**PROVIDED INFORMATION:**
+ + +
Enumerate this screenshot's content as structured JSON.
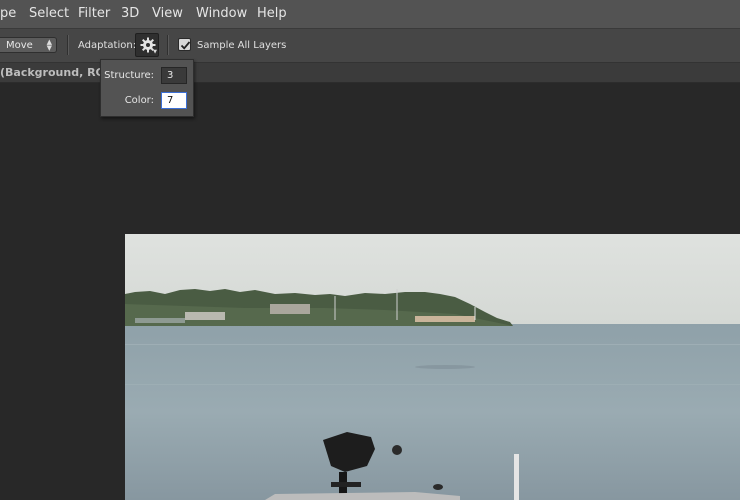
{
  "menubar": {
    "items": [
      {
        "label": "pe"
      },
      {
        "label": "Select"
      },
      {
        "label": "Filter"
      },
      {
        "label": "3D"
      },
      {
        "label": "View"
      },
      {
        "label": "Window"
      },
      {
        "label": "Help"
      }
    ]
  },
  "options": {
    "mode_value": "Move",
    "adaptation_label": "Adaptation:",
    "adaptation_icon": "gear-icon",
    "sample_all_layers_label": "Sample All Layers",
    "sample_all_layers_checked": true
  },
  "document": {
    "tab_title": "(Background, RGB/"
  },
  "adaptation_popup": {
    "structure_label": "Structure:",
    "structure_value": "3",
    "color_label": "Color:",
    "color_value": "7"
  },
  "colors": {
    "menubar_bg": "#535353",
    "options_bg": "#464646",
    "canvas_bg": "#282828",
    "focus_border": "#3b6fd6"
  }
}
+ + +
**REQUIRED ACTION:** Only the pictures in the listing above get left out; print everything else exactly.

**FINISHED EXERCISE:**
Enumerate this screenshot's content as structured JSON.
{
  "menubar": {
    "items": [
      {
        "label": "pe"
      },
      {
        "label": "Select"
      },
      {
        "label": "Filter"
      },
      {
        "label": "3D"
      },
      {
        "label": "View"
      },
      {
        "label": "Window"
      },
      {
        "label": "Help"
      }
    ]
  },
  "options": {
    "mode_value": "Move",
    "adaptation_label": "Adaptation:",
    "adaptation_icon": "gear-icon",
    "sample_all_layers_label": "Sample All Layers",
    "sample_all_layers_checked": true
  },
  "document": {
    "tab_title": "(Background, RGB/"
  },
  "adaptation_popup": {
    "structure_label": "Structure:",
    "structure_value": "3",
    "color_label": "Color:",
    "color_value": "7"
  },
  "colors": {
    "menubar_bg": "#535353",
    "options_bg": "#464646",
    "canvas_bg": "#282828",
    "focus_border": "#3b6fd6"
  }
}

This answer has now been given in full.